GENERAL APPEARANCE: High-profile Shell-branded dealership on the A265 – the main route between the M23 and East Grinstead. Part of a large development comprising triple franchise motor dealership complex and Gatwick Airport Parking facility.
THE FORECOURT: Initial impressions as you drive on the site are very positive. The forecourt is spacious, bright and buzzing with activity, while the Costcutter branding across the front of the shop is welcome sight, conjuring up pictures of convenience shopping – something for breakfast, lunch and dinner, and all things in between. There were also plenty of posters
promoting in-store offers.
Of special note is the unusual sight of decorative plants and hanging baskets that adorn the site – fresh and well cared for too.
The car wash facilities – surprisingly no jet wash, just a rollover – are well promoted, and things like scented vacuum, free air and water are well positioned to encourage motorists to give their car attention. The valeting facilities must certainly encourage regular return visits to the site, as must the external cash point.
Less positive was the general cleanliness – pumps and islands looked like they could have done with a good scrub, and the outside toilet was pretty grim. A rota for regular cleaning is obviously required here if customers are not to be frightened away.
Other gripes included sloppy pricing (wrong price on pump compared to the price pole) and an abandoned ice cream freezer left in front of the shop (couldn’t it have been put round the side?). And despite the generous proportions of the forecourt there were no designated parking spaces, although plenty of room for car parking. There was also no signage for Costcutter or the numerous site facilities on the pole sign, or any indication of opening hours.
THE SHOP: Good sized shop with an off licence, bake off, and comprehensive Costcutter offer, although some unnecessary duplication in places, such as two brands of flour. There were plenty of competitive price promotions covering most categories – and leaflets giving details. Most categories were in stock, but the gondola end displays were not priced.

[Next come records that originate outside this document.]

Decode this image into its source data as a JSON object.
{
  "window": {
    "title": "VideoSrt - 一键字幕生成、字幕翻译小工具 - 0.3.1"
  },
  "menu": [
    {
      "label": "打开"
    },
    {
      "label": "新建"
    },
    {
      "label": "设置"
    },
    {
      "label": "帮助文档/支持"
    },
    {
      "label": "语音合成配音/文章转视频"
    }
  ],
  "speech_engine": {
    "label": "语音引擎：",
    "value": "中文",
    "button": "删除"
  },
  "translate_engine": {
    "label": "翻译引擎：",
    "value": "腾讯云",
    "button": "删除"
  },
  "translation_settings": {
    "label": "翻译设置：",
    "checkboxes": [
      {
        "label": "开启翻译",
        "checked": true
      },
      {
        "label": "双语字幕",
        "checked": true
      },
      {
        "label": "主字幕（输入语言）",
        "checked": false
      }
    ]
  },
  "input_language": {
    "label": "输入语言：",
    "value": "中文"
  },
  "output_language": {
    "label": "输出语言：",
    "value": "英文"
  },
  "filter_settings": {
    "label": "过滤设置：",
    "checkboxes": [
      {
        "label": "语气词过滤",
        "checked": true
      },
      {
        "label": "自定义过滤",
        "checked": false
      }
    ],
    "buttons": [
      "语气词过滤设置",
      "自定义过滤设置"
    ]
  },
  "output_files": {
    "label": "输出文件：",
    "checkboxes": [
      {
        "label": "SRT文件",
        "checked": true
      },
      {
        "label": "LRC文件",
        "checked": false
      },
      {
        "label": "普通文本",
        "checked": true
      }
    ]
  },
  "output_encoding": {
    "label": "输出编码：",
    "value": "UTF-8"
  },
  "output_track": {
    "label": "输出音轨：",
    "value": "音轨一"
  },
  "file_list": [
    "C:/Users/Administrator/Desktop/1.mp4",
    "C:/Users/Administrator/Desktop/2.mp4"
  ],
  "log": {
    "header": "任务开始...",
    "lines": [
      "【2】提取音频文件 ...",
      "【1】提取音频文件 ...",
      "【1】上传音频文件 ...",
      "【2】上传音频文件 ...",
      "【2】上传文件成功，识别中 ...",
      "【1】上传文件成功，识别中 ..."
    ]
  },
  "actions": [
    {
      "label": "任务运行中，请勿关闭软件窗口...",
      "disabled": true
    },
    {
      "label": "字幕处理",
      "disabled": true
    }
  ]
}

The store could have scored very highly but it was let down by an air of sloppiness, such as a lack of on-shelf availability, cluttered aisles, and details such as sandwiches out of refrigeration, which should have been spotted. But in its defence it was a busy shop. Staff were extremely pleasant and helpful, but there was a lack of unity in terms of staff uniforms.
DOCTOR’S PROGNOSIS: The prognosis for forecourt shops as convenience stores is hot, and wow this site is certainly rising to the challenge. This is no patched up kiosk but a full-on convenience store, as you would expect with the name Costcutter above the door.
Consumers are looking for ‘real food served conveniently’, but I wonder how many fresh chickens the site is selling given that they were displayed on the bottom shelf of the fridge just as you enter the store. Maybe customer needs would be better met by extending the limited range of fruit and veg.
More work is needed to maximise sales of food-to-go. The offering of sandwiches and savoury snacks, soft drinks and the hot food counter were located in three separate corners so no time saving there.
I could also see the powers that be at Costcutter – rightly – going nuts at the abandoned unopened news boxes (at 12.15pm), full delivery cages in front of the magazine section, and two empty dustbins and a pile of empty cardboard boxes that barred customers shopping the off licence section. It certainly made my blood pressure rise to think of all the lost opportunities to drive sales from these key categories. There has been some serious investment in this store but urgent consideration should be given to spending a bit more and providing separate loos for ladies and men.
DIAGNOSIS: The store is generally in good shape but is lacking a little finesse. The time honoured adage ‘retail is detail’ could be the remedy here.
PRESCRIPTION: Management by walkabout. The store is crying out for the manager to walk the store hourly as a customer. First impressions count and you may not get a second chance to get customers back.